Mark Pilgrim had a posting about weblogs a few days ago (Influences) that made me think. He often does. A few snippets to start:
It is most definitely talking at people, not with them.
Of course there is diversity, fascinating diversity, but only on the outskirts of the community.
The personal web is fascinating, because people are fascinating. Never before have we been privy to so many insignificant details of so many unfamous people.
I think I have become boring. I’ve spent too much time tracking statistics, living up to the meaningless ideals of others, and pontificating on matters of no importance. When I should have been writing about lighthouses.
What do I write about on my weblog? Design, muffins, South Africa , my deck, the weather in Cleveland, Virginia Tech football, peace instead of war. A bunch of stuff. Some bits of it have interest to a larger group than other bits.
Is my weblog boring? Probably. Except to those people who are interested in that specific subject at that specific moment. And maybe a few friends who stick it out no matter how dull it really is.
Am I boring because I talk about weblogs sometimes? Definitely! Yet these posts are what get the most flow. Occasionally, my somewhat diverse, somewhat on the fringe weblog delves into the current meat of weblogs – which is talking about weblogs. And a bunch of people I don’t know – or know only through their own weblogs – come visit.
I hope, over time, that this weblog builds up a composite picture of me that has some real relationship to who I really am. I hope that my writing improves, my audience grows, my weblog tool (Manila) improves, that I post more often and more meaningfully, and that my site becomes a place where many people visit to learn and interact.
But I’m in it for the long haul.

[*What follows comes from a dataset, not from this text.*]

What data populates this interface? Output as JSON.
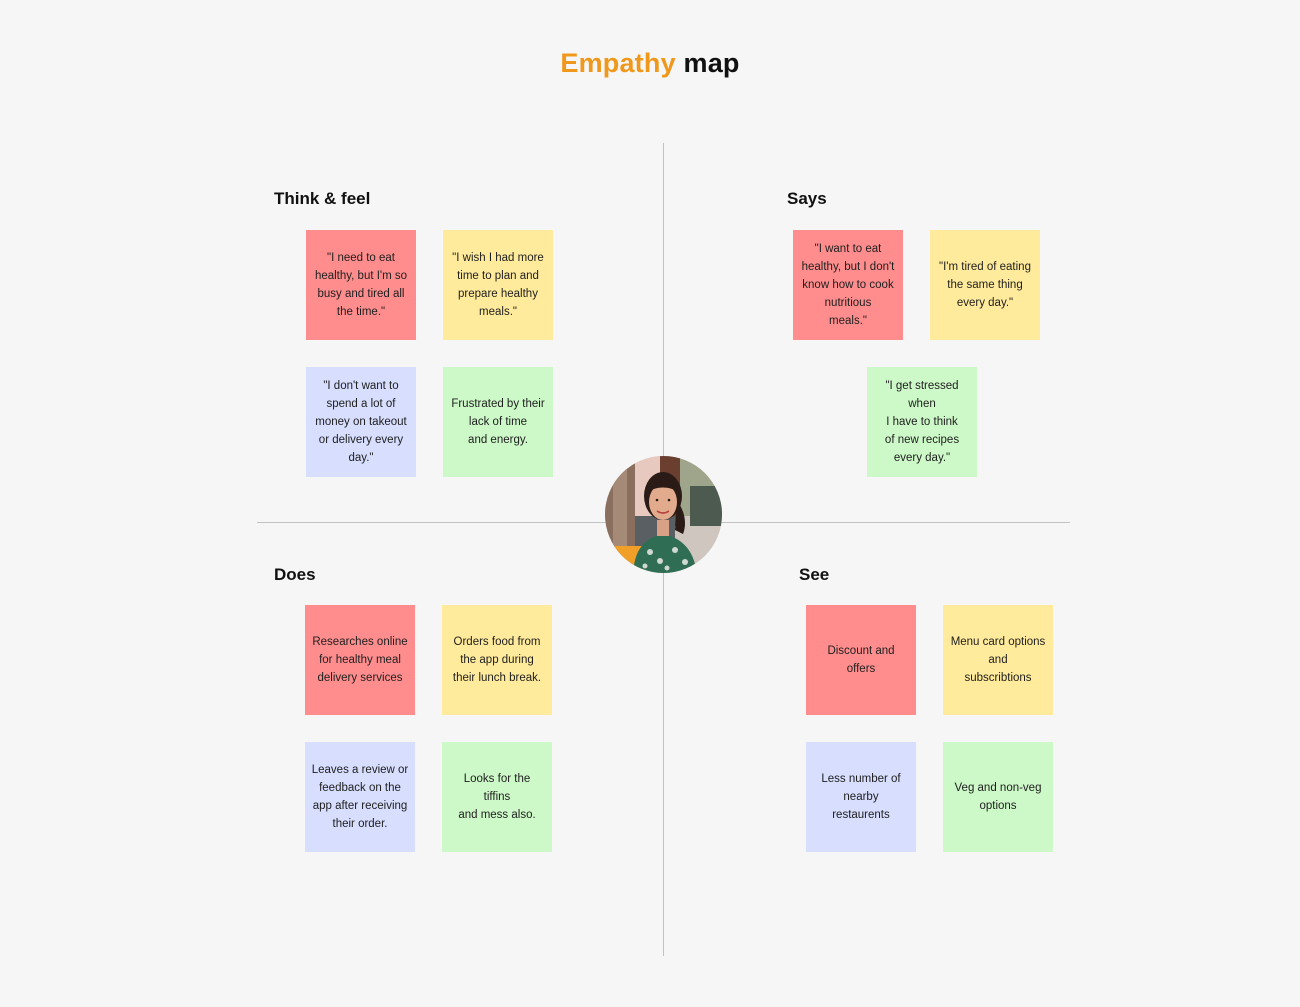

I’m happy enough with the technology I’ve chosen (and hoping it improves, along with my use of it). I’m building a history of postings that goes back a couple years (even if it is hard to get to at times). I’m not just talking about weblogs all the time.
I admit that I sometimes feel a bit jealous of those of you who have weblogs that have high enough traffic that you have to pay your ISP extra each month. But I’m certainly glad that I’m not a weblog technology/scripting author. I hope the diversity and the distance to the fringe grows.
I hope you – whoever you are – find this site interesting… at least once. And if you stick around or visit more often, I hope you get to know me a bit. And maybe even get in touch.